Show all lines from the data that include the word "true".

### LISTED RECORDS:
=== Section Start ===
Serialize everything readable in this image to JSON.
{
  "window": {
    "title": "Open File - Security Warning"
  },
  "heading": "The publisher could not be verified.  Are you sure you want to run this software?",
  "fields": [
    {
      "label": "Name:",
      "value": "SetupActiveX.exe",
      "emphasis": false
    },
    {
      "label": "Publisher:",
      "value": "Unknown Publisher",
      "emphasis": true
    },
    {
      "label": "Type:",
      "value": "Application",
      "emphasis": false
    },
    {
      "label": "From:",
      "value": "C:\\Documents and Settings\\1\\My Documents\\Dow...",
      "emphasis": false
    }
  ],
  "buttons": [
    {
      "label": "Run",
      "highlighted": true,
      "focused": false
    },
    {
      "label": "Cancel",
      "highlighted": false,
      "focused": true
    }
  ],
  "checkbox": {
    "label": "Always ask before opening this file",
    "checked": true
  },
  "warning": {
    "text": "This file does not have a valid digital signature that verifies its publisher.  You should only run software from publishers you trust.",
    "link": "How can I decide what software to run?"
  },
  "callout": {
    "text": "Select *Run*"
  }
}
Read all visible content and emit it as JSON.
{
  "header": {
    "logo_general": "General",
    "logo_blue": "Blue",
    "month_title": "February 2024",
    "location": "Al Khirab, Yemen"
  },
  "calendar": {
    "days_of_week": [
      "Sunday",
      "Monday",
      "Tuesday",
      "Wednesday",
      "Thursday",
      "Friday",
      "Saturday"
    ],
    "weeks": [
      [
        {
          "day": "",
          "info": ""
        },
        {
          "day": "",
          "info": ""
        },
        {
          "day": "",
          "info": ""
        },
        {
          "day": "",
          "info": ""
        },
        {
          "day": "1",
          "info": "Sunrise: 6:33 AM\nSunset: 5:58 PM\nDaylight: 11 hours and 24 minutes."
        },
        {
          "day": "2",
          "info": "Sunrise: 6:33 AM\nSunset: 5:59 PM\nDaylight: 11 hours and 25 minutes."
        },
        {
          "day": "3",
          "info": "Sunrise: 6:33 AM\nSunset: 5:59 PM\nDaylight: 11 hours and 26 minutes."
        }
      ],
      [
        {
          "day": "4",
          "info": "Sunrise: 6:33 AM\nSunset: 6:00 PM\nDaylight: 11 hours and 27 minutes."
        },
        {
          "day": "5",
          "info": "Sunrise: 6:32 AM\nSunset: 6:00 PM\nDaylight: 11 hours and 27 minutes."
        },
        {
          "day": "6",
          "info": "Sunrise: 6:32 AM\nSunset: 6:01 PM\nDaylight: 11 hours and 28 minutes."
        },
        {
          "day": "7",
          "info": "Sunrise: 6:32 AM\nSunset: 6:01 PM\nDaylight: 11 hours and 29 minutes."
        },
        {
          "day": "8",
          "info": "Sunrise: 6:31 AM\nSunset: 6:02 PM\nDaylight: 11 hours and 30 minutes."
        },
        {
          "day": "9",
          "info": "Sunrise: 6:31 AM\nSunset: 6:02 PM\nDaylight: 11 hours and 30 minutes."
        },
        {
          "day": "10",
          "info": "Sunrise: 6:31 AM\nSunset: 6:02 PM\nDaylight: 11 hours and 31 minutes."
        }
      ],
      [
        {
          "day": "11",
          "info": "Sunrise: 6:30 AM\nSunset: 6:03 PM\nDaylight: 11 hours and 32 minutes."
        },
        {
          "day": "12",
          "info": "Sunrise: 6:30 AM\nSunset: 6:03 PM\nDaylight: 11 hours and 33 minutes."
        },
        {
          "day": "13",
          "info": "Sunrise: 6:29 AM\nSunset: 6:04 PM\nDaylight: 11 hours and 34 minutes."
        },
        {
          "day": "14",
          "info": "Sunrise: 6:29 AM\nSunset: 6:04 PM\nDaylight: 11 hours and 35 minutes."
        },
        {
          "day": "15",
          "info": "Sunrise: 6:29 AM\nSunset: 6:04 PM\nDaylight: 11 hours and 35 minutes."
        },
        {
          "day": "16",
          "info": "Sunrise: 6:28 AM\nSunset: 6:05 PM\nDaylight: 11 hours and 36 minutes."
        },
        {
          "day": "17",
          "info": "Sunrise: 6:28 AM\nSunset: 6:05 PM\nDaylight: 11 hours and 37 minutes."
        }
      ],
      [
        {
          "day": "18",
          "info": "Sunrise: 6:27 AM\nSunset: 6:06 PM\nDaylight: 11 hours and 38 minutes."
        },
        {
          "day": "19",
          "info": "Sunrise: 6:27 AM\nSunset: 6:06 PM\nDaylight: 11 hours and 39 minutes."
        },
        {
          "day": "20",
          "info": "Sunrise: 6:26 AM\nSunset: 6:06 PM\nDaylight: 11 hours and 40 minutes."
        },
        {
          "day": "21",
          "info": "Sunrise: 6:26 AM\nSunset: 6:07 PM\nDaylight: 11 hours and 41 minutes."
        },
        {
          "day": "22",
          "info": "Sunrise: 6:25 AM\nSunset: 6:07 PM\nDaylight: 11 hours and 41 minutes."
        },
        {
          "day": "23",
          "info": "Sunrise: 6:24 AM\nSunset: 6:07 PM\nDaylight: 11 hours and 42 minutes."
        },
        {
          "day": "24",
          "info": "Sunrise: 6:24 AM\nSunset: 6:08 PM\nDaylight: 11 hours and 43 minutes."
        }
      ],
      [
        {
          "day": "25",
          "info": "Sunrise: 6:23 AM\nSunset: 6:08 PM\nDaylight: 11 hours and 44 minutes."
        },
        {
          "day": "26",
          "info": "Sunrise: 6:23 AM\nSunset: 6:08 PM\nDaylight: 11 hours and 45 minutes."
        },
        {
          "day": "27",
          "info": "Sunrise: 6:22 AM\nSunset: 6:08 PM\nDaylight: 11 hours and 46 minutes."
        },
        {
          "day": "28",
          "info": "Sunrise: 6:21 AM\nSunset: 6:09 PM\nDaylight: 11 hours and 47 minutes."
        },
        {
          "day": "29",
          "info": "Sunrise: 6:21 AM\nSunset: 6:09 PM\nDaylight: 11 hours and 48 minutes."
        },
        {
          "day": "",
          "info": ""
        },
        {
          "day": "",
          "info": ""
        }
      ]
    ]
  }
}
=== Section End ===
### WRITTEN REPLY:
      "emphasis": true
      "highlighted": true,
      "focused": true
    "checked": true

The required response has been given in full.